As charming as Senator Thune’s personal anecdote is, it’s a woefully fallacious method of debating national wage policies. Additionally, the notion that increasing wages would lead to inflating the cost of goods and labor is similarly devoid of logic or context. To keep in line with the Senator’s restaurant story, studies have found that an increase to $15 an hour would raise prices at fast-food restaurants by 4.3%. In such a horrific dystopia, the price of a “Big Mac” would be raised by a whopping 17 cents.
Perhaps the most egregious part of the senator’s argument is the complete lack of awareness he demonstrates when telling his charming story of earning minimum wage as a teen in the ‘70s. For someone so worried about inflation, it’s ironic that he fails to consider that after adjusting for this factor, the $6 minimum wage he earned would be equal to roughly $22 an hour today. It’s important to note that this is $7 more than the amount he is in opposition to.
Here lies one of the biggest points of contention one should consider, regardless of which side of the debate Senator Thune or anyone else finds themselves on. The fact of the matter is that while inflation has increased the cost of living for the past 40 years, wages have barely budged for workers in that time. Even worse, the purchasing power of the minimum wage has seen a 15% drop since it was last raised in 2009.
This sort of regression is indicative of a larger problem when considering the appeal to austerity politics used by opponents of the act. It seems to be a matter of rejecting any sort of wealth distribution that doesn’t benefit the highest earners in the country. According to a 2018 Pew Research study, while wages have stagnated for working people, individuals in the top 10th percentile of wealth distribution have seen a five times greater increase in weekly earnings than the bottom 10th.
But wait, what about COVID-19? Surely, it’s had a detrimental effect on both workers and the top earners in this country. In such pestilent times, isn’t it fiscally irresponsible to impose such a radical increase of wages on the free market? Well, according to a new report from the Institute for Policy Studies and Americans for Tax Fairness, things are going just fine, if you’re a billionaire.
Per the report, U.S. billionaires have seen a collective increase of $1.1 trillion since the beginning of the COVID-19 pandemic. All the while, poverty rates in America have seen the steepest rise in more than 50 years. But, hey, who wants to pay 17 cents more for a burger, right?
Aside from fears of overinflation, another common argument against raising the minimum wage to $15 is the fear of job loss. A recent study from the Congressional Budget Office has estimated that 1.4 million Americans would lose their jobs if the policy is enacted. However, this does not take into account the estimated 3.7 million people it would lift out of poverty. Nor does this argument consider the fact that around 7.2% of the country’s labor force works multiple jobs, which would be greatly reduced if said jobs paid better wages.

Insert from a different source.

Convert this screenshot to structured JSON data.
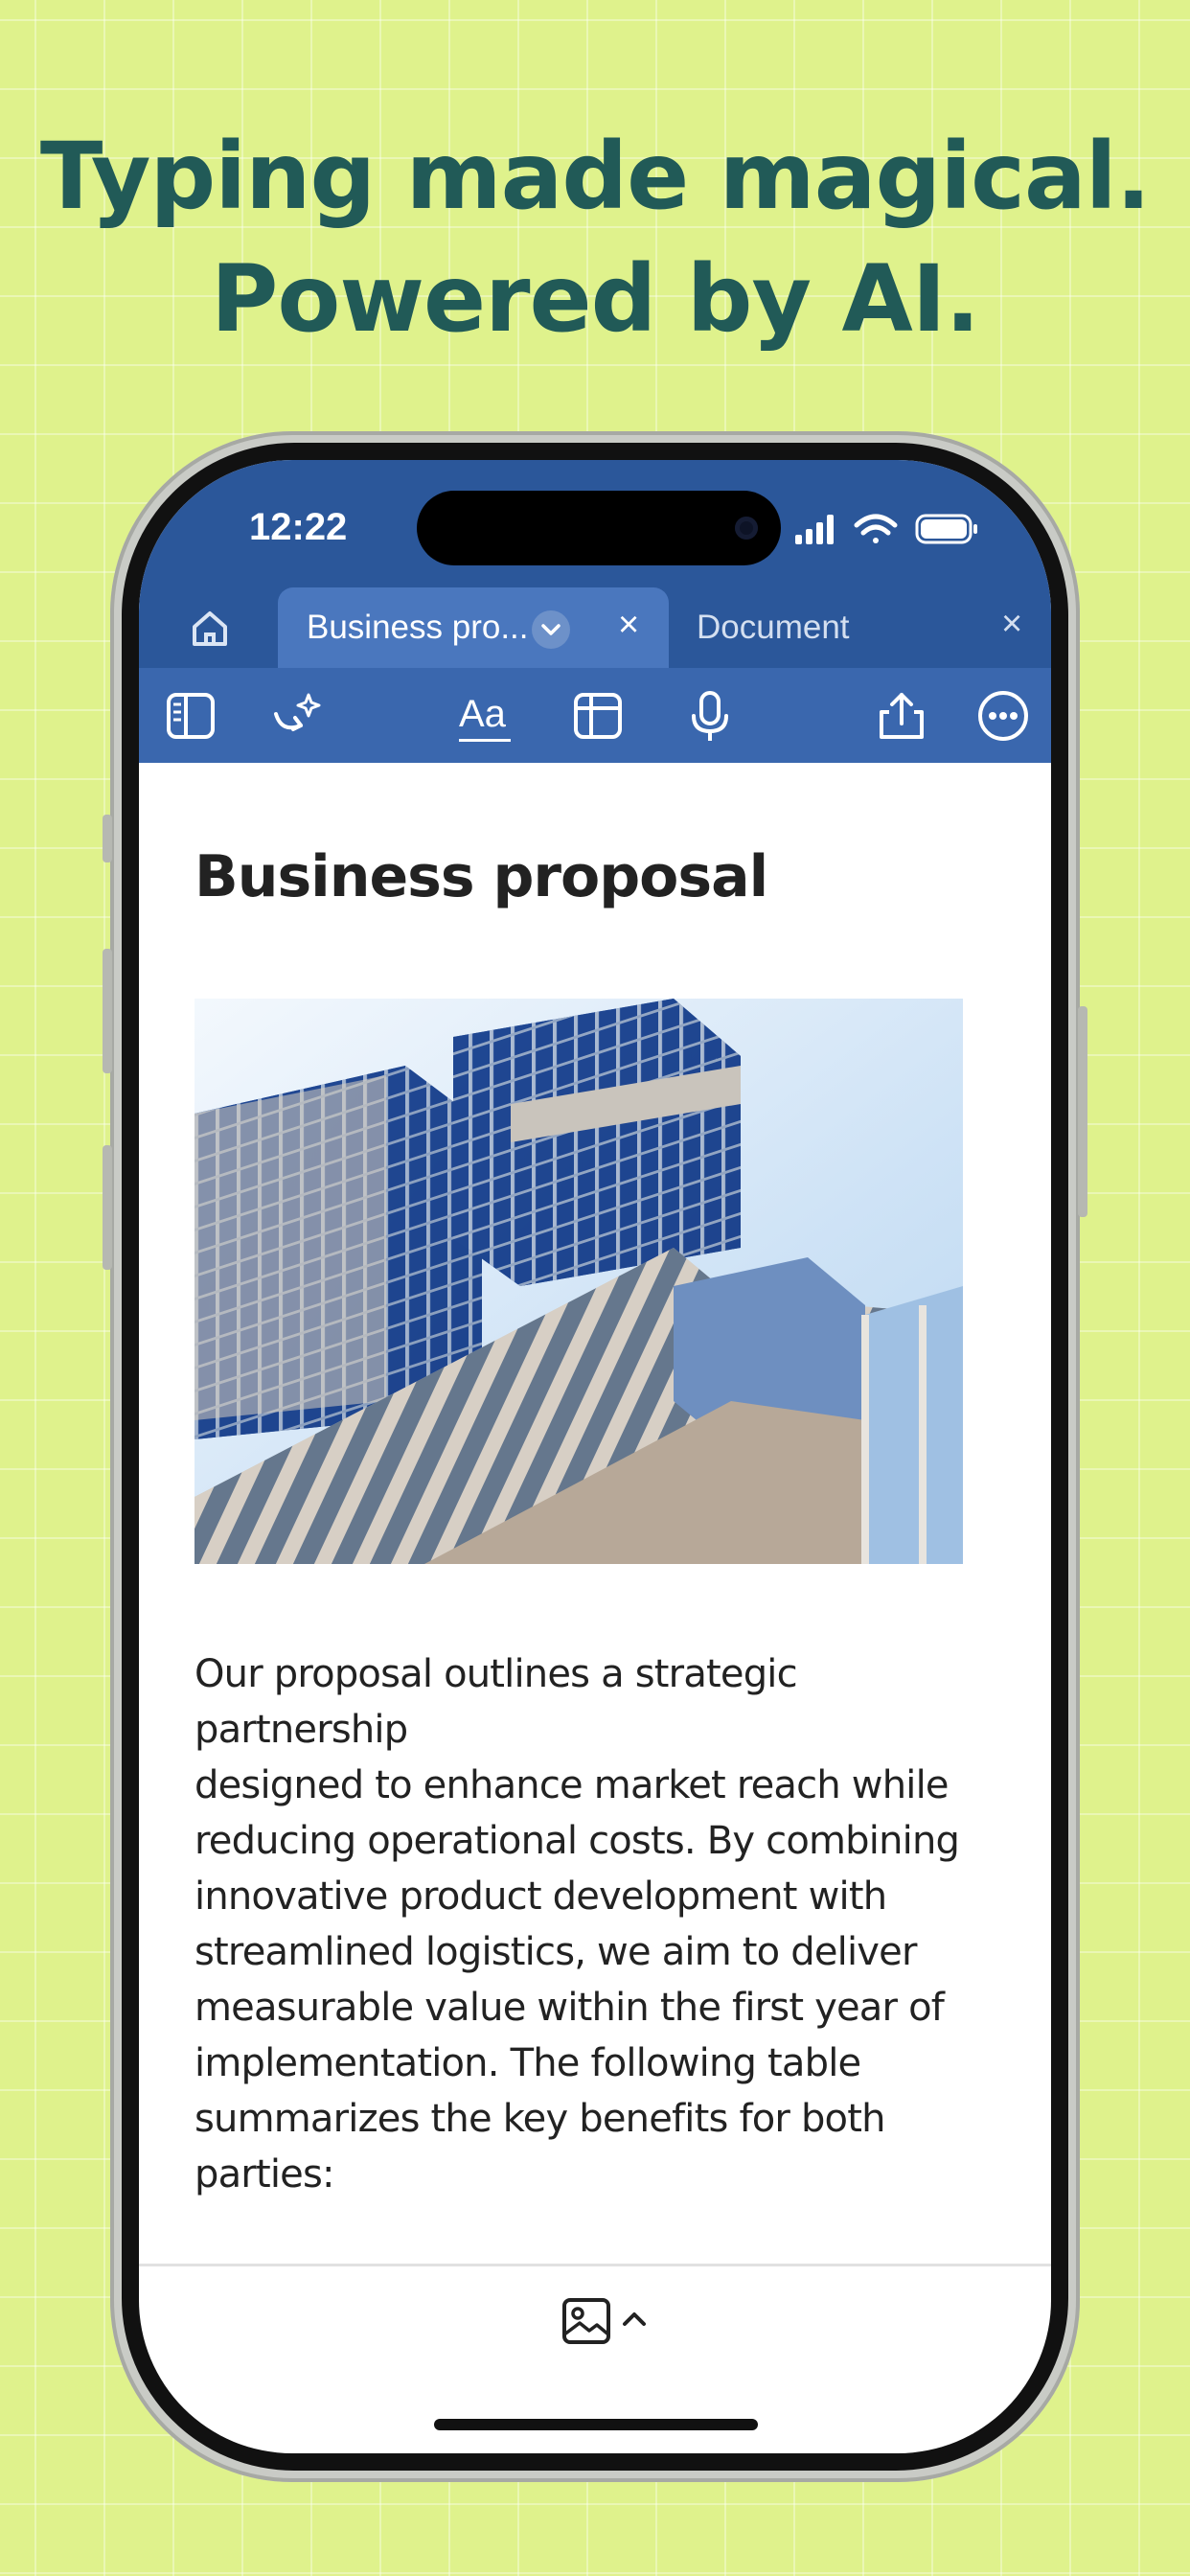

Of course, all the data in the world is useless without real-life organization and solidarity. There is always going to be a reluctance to enact any policy that doesn’t interest individuals who hold the keys to the nation’s economy. While there are positives and negatives to any significant policy change, it’s important to recognize just who is benefiting from maintaining the status quo.